• Golden Globe Awards

Oral History: Helen Hunt on First Time Directors

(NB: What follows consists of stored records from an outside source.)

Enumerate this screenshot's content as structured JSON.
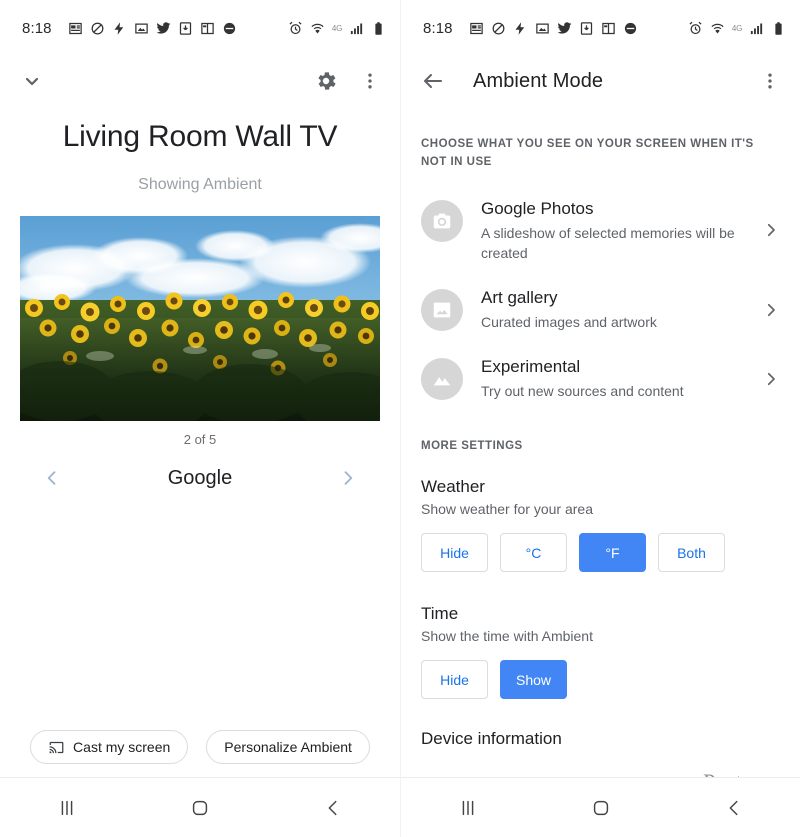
{
  "statusbar": {
    "time": "8:18",
    "left_icons": [
      "news-icon",
      "no-sim-icon",
      "flash-icon",
      "photo-icon",
      "twitter-icon",
      "download-icon",
      "book-icon",
      "more-notifications-icon"
    ],
    "right_icons": [
      "alarm-icon",
      "wifi-icon",
      "signal-icon",
      "battery-icon"
    ],
    "network_label": "4G"
  },
  "left": {
    "header": {
      "collapse_icon": "chevron-down-icon",
      "settings_icon": "gear-icon",
      "overflow_icon": "more-vertical-icon"
    },
    "device_title": "Living Room Wall TV",
    "device_status": "Showing Ambient",
    "photo_alt": "sunflower-field-photo",
    "counter": "2 of 5",
    "carousel": {
      "prev_icon": "chevron-left-icon",
      "label": "Google",
      "next_icon": "chevron-right-icon"
    },
    "actions": {
      "cast_icon": "cast-icon",
      "cast_label": "Cast my screen",
      "personalize_label": "Personalize Ambient"
    }
  },
  "right": {
    "header": {
      "back_icon": "arrow-left-icon",
      "title": "Ambient Mode",
      "overflow_icon": "more-vertical-icon"
    },
    "section_choose": "CHOOSE WHAT YOU SEE ON YOUR SCREEN WHEN IT'S NOT IN USE",
    "sources": [
      {
        "icon": "camera-icon",
        "title": "Google Photos",
        "desc": "A slideshow of selected memories will be created",
        "chevron": "chevron-right-icon"
      },
      {
        "icon": "image-icon",
        "title": "Art gallery",
        "desc": "Curated images and artwork",
        "chevron": "chevron-right-icon"
      },
      {
        "icon": "mountain-icon",
        "title": "Experimental",
        "desc": "Try out new sources and content",
        "chevron": "chevron-right-icon"
      }
    ],
    "section_more": "MORE SETTINGS",
    "weather": {
      "title": "Weather",
      "desc": "Show weather for your area",
      "options": [
        {
          "label": "Hide",
          "selected": false
        },
        {
          "label": "°C",
          "selected": false
        },
        {
          "label": "°F",
          "selected": true
        },
        {
          "label": "Both",
          "selected": false
        }
      ]
    },
    "time": {
      "title": "Time",
      "desc": "Show the time with Ambient",
      "options": [
        {
          "label": "Hide",
          "selected": false
        },
        {
          "label": "Show",
          "selected": true
        }
      ]
    },
    "device_information": "Device information",
    "watermark": "groovyPost.com"
  },
  "navbar": {
    "recents_icon": "recents-icon",
    "home_icon": "home-icon",
    "back_icon": "back-icon"
  },
  "colors": {
    "accent_blue": "#4285f4",
    "link_blue": "#1a73e8",
    "text_primary": "#202124",
    "text_secondary": "#5f6368"
  }
}
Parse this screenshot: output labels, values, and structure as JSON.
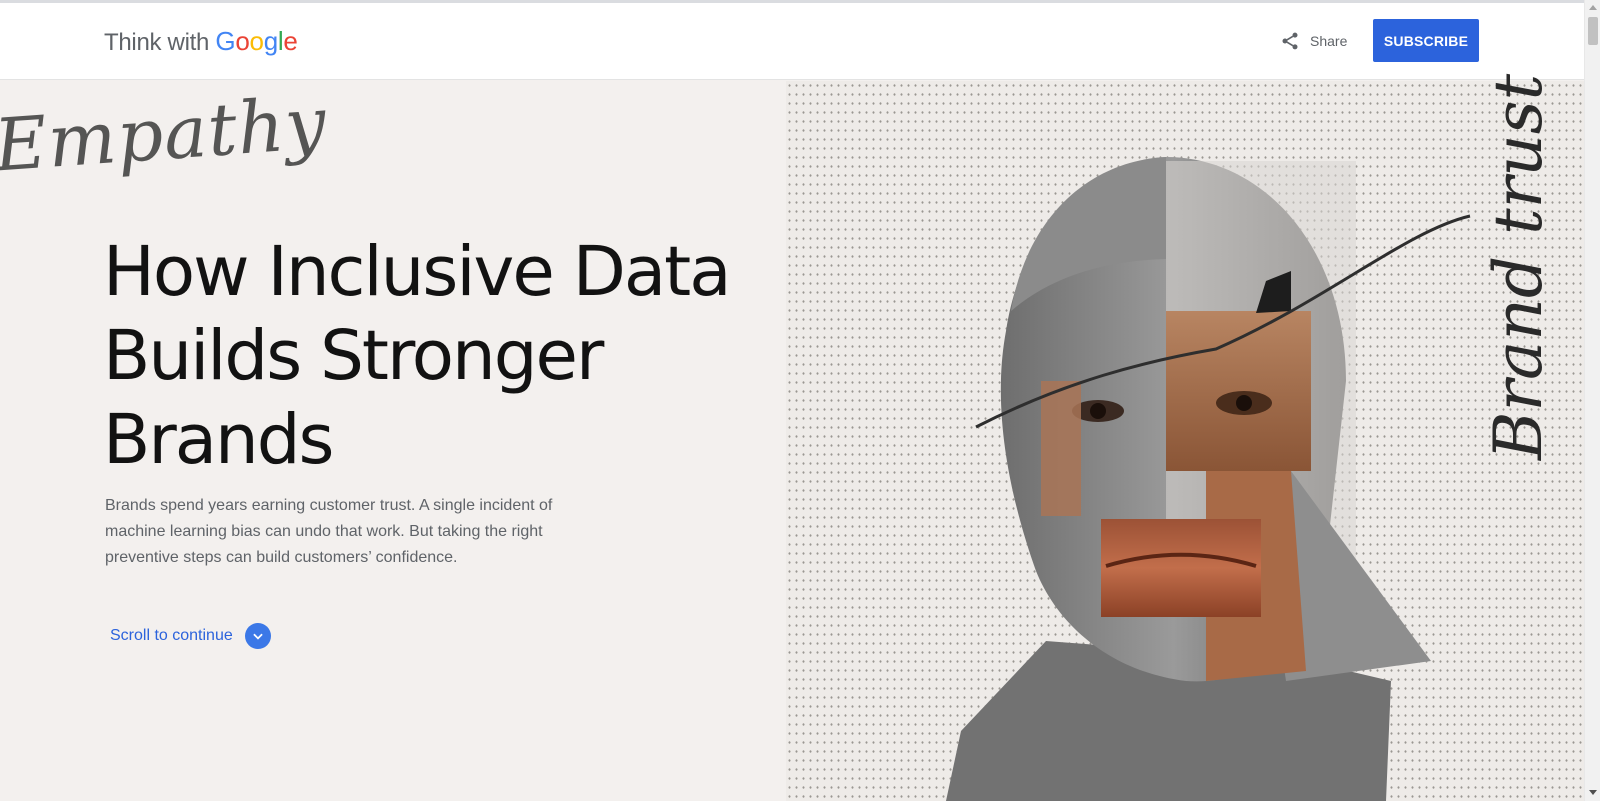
{
  "header": {
    "logo_prefix": "Think with ",
    "logo_brand": [
      "G",
      "o",
      "o",
      "g",
      "l",
      "e"
    ],
    "brand_colors": [
      "#4285F4",
      "#EA4335",
      "#FBBC05",
      "#4285F4",
      "#34A853",
      "#EA4335"
    ],
    "share_label": "Share",
    "share_icon": "share-icon",
    "subscribe_label": "SUBSCRIBE"
  },
  "hero": {
    "script_word_left": "Empathy",
    "headline": "How Inclusive Data Builds Stronger Brands",
    "subtitle": "Brands spend years earning customer trust. A single incident of machine learning bias can undo that work. But taking the right preventive steps can build customers’ confidence.",
    "scroll_label": "Scroll to continue",
    "scroll_icon": "chevron-down-icon",
    "script_word_right": "Brand trust"
  },
  "colors": {
    "accent": "#2c63dc",
    "page_bg": "#f3f0ee",
    "headline": "#121212",
    "body_text": "#5f6368"
  }
}
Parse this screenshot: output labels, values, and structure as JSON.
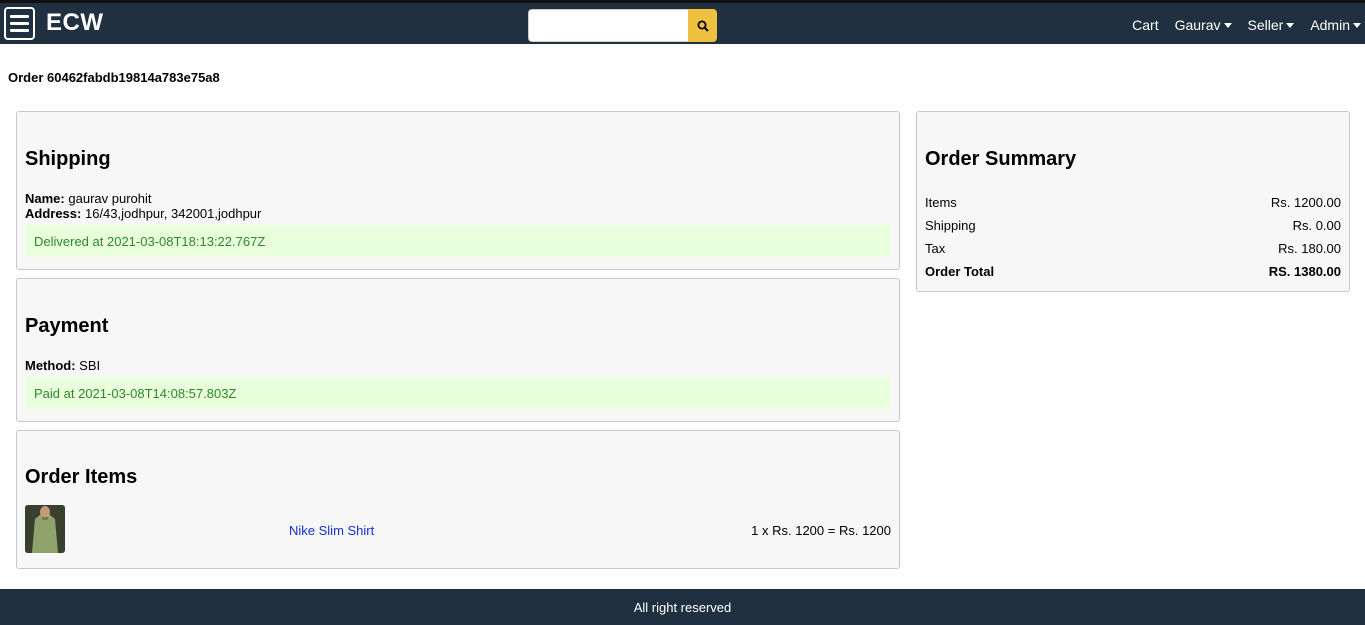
{
  "header": {
    "brand": "ECW",
    "search_value": "",
    "nav": {
      "cart": "Cart",
      "user": "Gaurav",
      "seller": "Seller",
      "admin": "Admin"
    }
  },
  "order": {
    "title": "Order 60462fabdb19814a783e75a8"
  },
  "shipping": {
    "heading": "Shipping",
    "name_label": "Name:",
    "name_value": "gaurav purohit",
    "address_label": "Address:",
    "address_value": "16/43,jodhpur, 342001,jodhpur",
    "status": "Delivered at 2021-03-08T18:13:22.767Z"
  },
  "payment": {
    "heading": "Payment",
    "method_label": "Method:",
    "method_value": "SBI",
    "status": "Paid at 2021-03-08T14:08:57.803Z"
  },
  "order_items": {
    "heading": "Order Items",
    "items": [
      {
        "name": "Nike Slim Shirt",
        "line_total": "1 x Rs. 1200 = Rs. 1200"
      }
    ]
  },
  "summary": {
    "heading": "Order Summary",
    "rows": [
      {
        "label": "Items",
        "value": "Rs. 1200.00"
      },
      {
        "label": "Shipping",
        "value": "Rs. 0.00"
      },
      {
        "label": "Tax",
        "value": "Rs. 180.00"
      },
      {
        "label": "Order Total",
        "value": "RS. 1380.00"
      }
    ]
  },
  "footer": {
    "text": "All right reserved"
  },
  "colors": {
    "header_bg": "#203040",
    "search_button": "#f0c040",
    "success_bg": "#eaffdc",
    "success_text": "#2c8a2c",
    "link": "#1530d0"
  }
}
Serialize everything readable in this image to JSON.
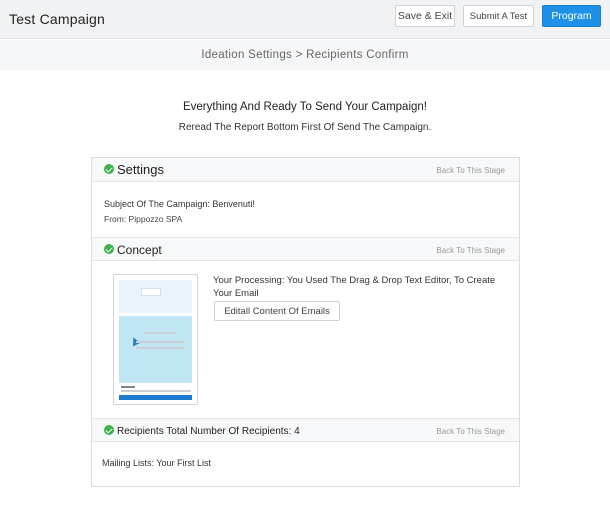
{
  "header": {
    "title": "Test Campaign",
    "save_exit": "Save & Exit",
    "submit_test": "Submit A Test",
    "program": "Program"
  },
  "breadcrumb": "Ideation Settings > Recipients Confirm",
  "intro": {
    "headline": "Everything And Ready To Send Your Campaign!",
    "subline": "Reread The Report Bottom First Of Send The Campaign."
  },
  "sections": {
    "settings": {
      "title": "Settings",
      "back": "Back To This Stage",
      "subject": "Subject Of The Campaign: Benvenuti!",
      "from": "From: Pippozzo SPA"
    },
    "concept": {
      "title": "Concept",
      "back": "Back To This Stage",
      "processing": "Your Processing: You Used The Drag & Drop Text Editor, To Create Your Email",
      "edit_button": "Editall Content Of Emails"
    },
    "recipients": {
      "title": "Recipients Total Number Of Recipients: 4",
      "back": "Back To This Stage",
      "mailing_lists": "Mailing Lists: Your First List"
    }
  },
  "colors": {
    "accent": "#1e90e8",
    "success": "#3cb34a"
  }
}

For over 40 years the HFPA has recorded famous and celebrated actresses, actors, and filmmakers. The world’s largest collection of its kind – over 10,000  items – is now in the Academy of Motion Pictures Arts & Sciences Margaret Herrick Library.  In 1992 we had our first press conference with Helen Hunt Mad About You – had just launched, and Hunt had a movie about to open: The Waterdance, directed by newcomers Neal Jimenez and Michael Steinberg.Working with Neal Jimenez and Mike Steinberg were interesting because they were first-time directors in the best sense of the word and were also incredibly open to Eric (Stoltz)’s and my input. I felt like the four of us were really a team and we decided together, for example, how that love scene should be shot so I never left like these guys are trying to get me to show my body. I felt like all four of us were saying how can we make this the most intimate, most poignant, sexiest scene we can make it so in that sense working with someone who had never directed before was terrific.And then you get to work with someone like Francis Coppola (she had worked with him in Peggy Sue Got Married) and you just sit there and watch him design these shots out of his mind from God knows where and do it 60 times in a row. Kind of I wish every director had to take an acting class. That’s what my secret wish is because, you know, the first thing is that they have to know what they want and the second thing is to know how to tell an actor how to do it or how to get there and it’s very rare that you have the second thing and that’s what you learn in acting class. If a director says well, I want you to be more sad, that’s not a great direction but if you’ve been in an acting class you can translate that into something you can do.”